Therefore, it is in the interest of regional actors in Libya to pre-empt the new administration requirements by determined pursuit to reach a preliminary consensus that takes into account the urgent considerations for each party. This does mean reaching a full and comprehensive consensus; it rather means finding a formula that accommodates the vital interests for each party, with the condition of respecting the differences and not turning Libya into a place to undermine any party’s leverage.    

Expectedly, the coming administration would not tolerate with any non-constructive endeavors, this places huge responsibilities on the countries involved in the Libyan file in order not to change it into an extra burden in the relationships with “democratic” Washington. 

3. The Gulf Reconciliation

Certainly, resolving points of contention in the Gulf will help create a positive atmosphere characterized by dialogue, trying to end the regional conflicts peacefully and reconciling viewpoints among opposing forces. 

However, the most important result of the Gulf reconciliation and what was signed in the statement of Al-Oula Summit (held in Saudi Arabia in January 5, 2021) is respecting the sovereignty and not interfering in the sovereign affairs except by the legal and diplomatic ways. If serious willingness of the Gulf capitals succeeds in consolidating their agreement, they may seek to export their breakthrough to hot files in the territory, like the Libyan one.    

The solution for Libya is Libyan

After a decade of interventions, everyone might be convinced there is no weak party to be the target for costly interventions that have not achieved the desired target; however, these moves have bounced back negatively on their source at times. This could weaken the enthusiasm of the external parties to continue adopting the current policies toward Libya. Nevertheless, this is not the end of the crisis, because the final decision is for the Libyan parties, what external parties can do is to encourage Libyans to dialogue and stir this pending conflict.

This conflict –despite its negativities- is considered a perfect time to have an overall de-escalation because conflict parties are not yet dragged into bloody confrontations that result in a big number of victims. This means there is no desire for vengeance controlling the conflicting parties “emotions”. Each party realizes the other owns the needed means and tools to cause massive losses, which will lead to curbing the desire for achieving fast and decisive victory, the balance of power never favors any party over the others completely.     

After years of fighting, Libyans deserve what is better than a “bad” final agreement; this is why negotiations supporters have to seek the success of an appropriate political formula that takes into consideration possible political disputes in a proactive perspective that addresses the crisis before it takes places; not after prevailing.

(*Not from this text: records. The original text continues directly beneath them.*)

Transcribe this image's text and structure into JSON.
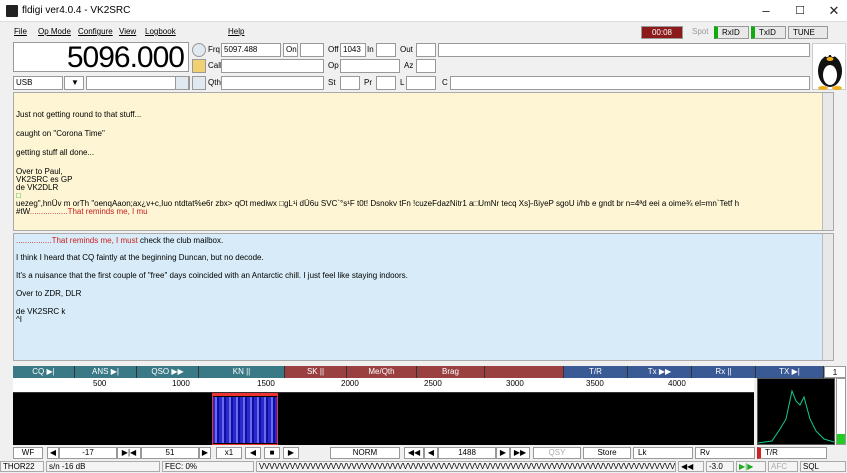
{
  "window": {
    "title": "fldigi ver4.0.4 - VK2SRC",
    "minimize": "–",
    "maximize": "☐",
    "close": "✕"
  },
  "menu": [
    "File",
    "Op Mode",
    "Configure",
    "View",
    "Logbook",
    "Help"
  ],
  "topbar": {
    "timer": "00:08",
    "spot": "Spot",
    "rxid": "RxID",
    "txid": "TxID",
    "tune": "TUNE"
  },
  "freq": {
    "display": "5096.000",
    "mode": "USB"
  },
  "log": {
    "frq_label": "Frq",
    "frq": "5097.488",
    "on_label": "On",
    "off_label": "Off",
    "off": "1043",
    "in_label": "In",
    "out_label": "Out",
    "call_label": "Call",
    "op_label": "Op",
    "az_label": "Az",
    "qth_label": "Qth",
    "st_label": "St",
    "pr_label": "Pr",
    "l_label": "L",
    "c_label": "C"
  },
  "rx_lines": [
    "Just not getting round to that stuff...",
    "caught on \"Corona Time\"",
    "getting stuff all done...",
    "Over to Paul,",
    "VK2SRC es GP",
    "de VK2DLR",
    "□",
    "uezeg\",hnÜv m orTh \"oenqAaon;ax¿v+c,Iuo  ntdtat%e6r zbx> qOt mediwx □gL¹i dÜ6u SVC`°s¹F  t0t! Dsnokv tFn !cuzeFdazNitr1 a□UmNr tecq Xs}-ßiyeP  sgoU i/hb  e gndt br n=4ªd eei a  oime¾  el=mn`Tetf h",
    "#tW"
  ],
  "rx_red": ".................That reminds me, I mu",
  "tx_red": "................That reminds me, I must",
  "tx_lines": [
    " check the club mailbox.",
    "I think I heard that CQ faintly at the beginning Duncan, but no decode.",
    "It's a nuisance that the first couple of \"free\" days coincided with an Antarctic chill. I just feel like staying indoors.",
    "Over to ZDR, DLR",
    "de VK2SRC k",
    "^I"
  ],
  "macros": [
    "CQ ▶|",
    "ANS ▶|",
    "QSO ▶▶",
    "KN ||",
    "SK ||",
    "Me/Qth",
    "Brag",
    "",
    "T/R",
    "Tx ▶▶",
    "Rx ||",
    "TX ▶|"
  ],
  "macro_page": "1",
  "scale": [
    "500",
    "1000",
    "1500",
    "2000",
    "2500",
    "3000",
    "3500",
    "4000"
  ],
  "controls": {
    "wf": "WF",
    "squelch": "-17",
    "range": "51",
    "zoom": "x1",
    "norm": "NORM",
    "carrier": "1488",
    "qsy": "QSY",
    "store": "Store",
    "lk": "Lk",
    "rv": "Rv",
    "tr": "T/R"
  },
  "status": {
    "mode": "THOR22",
    "sn": "s/n -16 dB",
    "fec": "FEC: 0%",
    "ticker": "VVVVVVVVVVVVVVVVVVVVVVVVVVVVVVVVVVVVVVVVVVVVVVVVVVVVVVVVVVVVVVVVVVVVVVVVVVVVVVVVVVVVVV",
    "level": "-3.0",
    "afc": "AFC",
    "sql": "SQL"
  },
  "colors": {
    "macro": "#3a7a86",
    "macro_alt": "#9a4040",
    "rx_bg": "#fdf5d4",
    "tx_bg": "#d7ecf8",
    "timer": "#8b1a1a"
  }
}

This is why the suggested territorial division of powers and high positions in Libya is merely a temporary alleviation for conflict drivers; just like the Taef Agreement in Lebanon, and the three-presidencies sharing (ministers, state, parliament members) in Iraq.

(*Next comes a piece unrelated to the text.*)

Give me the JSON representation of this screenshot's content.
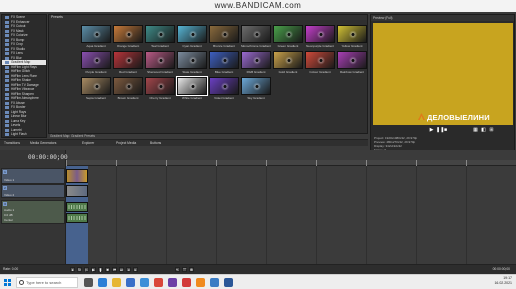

It would be prudent to prepare the internal environment for a gradual political process in order to establish one agreed-on authority – or an authority that is unopposed rigidly by a certain party- in addition to giving it control over the international and regional powers, withdrawing all foreign fighters from Libya. Only then can we say that regional reconciliation contributed to creating a settlement for the Libyan crisis.     




Policy Analysis Team